======== RECORDED DATA
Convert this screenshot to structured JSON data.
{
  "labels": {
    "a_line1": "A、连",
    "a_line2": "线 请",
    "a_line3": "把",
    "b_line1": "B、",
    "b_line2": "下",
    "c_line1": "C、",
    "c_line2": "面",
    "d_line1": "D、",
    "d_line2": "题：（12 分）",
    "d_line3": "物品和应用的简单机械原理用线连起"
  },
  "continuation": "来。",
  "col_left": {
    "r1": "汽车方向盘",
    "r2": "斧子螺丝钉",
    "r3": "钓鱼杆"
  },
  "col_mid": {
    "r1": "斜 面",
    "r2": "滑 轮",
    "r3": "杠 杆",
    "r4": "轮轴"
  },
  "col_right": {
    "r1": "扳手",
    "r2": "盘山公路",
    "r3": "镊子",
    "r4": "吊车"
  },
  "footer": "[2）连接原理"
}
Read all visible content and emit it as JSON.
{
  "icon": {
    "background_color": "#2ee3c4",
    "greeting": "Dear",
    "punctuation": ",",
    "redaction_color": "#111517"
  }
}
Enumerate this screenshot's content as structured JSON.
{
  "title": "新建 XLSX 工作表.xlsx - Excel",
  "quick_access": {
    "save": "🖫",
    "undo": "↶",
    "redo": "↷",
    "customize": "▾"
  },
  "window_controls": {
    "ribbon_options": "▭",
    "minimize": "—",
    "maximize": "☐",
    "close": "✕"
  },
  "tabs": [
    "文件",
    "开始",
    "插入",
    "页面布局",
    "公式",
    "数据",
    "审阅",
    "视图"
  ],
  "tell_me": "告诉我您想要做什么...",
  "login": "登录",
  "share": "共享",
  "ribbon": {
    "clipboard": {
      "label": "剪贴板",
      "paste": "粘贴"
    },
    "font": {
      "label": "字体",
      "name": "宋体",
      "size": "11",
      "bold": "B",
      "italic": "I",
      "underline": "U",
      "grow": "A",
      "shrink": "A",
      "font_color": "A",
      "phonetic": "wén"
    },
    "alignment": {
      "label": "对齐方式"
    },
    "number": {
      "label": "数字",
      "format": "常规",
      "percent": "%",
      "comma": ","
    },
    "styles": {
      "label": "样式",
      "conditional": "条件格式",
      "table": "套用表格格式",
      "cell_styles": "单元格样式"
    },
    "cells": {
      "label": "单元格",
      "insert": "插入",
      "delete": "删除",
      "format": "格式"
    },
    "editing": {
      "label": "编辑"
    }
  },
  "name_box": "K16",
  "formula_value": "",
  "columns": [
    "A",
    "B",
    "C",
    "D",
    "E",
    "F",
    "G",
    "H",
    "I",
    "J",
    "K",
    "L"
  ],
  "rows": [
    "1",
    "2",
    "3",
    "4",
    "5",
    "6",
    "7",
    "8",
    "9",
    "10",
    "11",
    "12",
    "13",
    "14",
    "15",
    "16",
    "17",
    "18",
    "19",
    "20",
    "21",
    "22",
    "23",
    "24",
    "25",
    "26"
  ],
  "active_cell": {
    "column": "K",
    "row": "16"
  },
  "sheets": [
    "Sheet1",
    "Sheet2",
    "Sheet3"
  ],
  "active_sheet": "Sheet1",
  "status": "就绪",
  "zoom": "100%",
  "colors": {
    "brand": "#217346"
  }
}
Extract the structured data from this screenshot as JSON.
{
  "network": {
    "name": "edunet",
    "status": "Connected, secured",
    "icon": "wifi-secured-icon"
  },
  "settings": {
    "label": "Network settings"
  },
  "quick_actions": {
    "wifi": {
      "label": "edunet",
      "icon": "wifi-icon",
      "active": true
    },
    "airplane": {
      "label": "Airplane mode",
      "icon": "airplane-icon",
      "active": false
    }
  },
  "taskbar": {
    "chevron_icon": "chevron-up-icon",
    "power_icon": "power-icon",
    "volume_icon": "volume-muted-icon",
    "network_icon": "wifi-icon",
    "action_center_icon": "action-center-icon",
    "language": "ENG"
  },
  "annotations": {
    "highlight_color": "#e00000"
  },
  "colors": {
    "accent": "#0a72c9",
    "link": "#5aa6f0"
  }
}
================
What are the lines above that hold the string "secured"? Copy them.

    "status": "Connected, secured",
    "icon": "wifi-secured-icon"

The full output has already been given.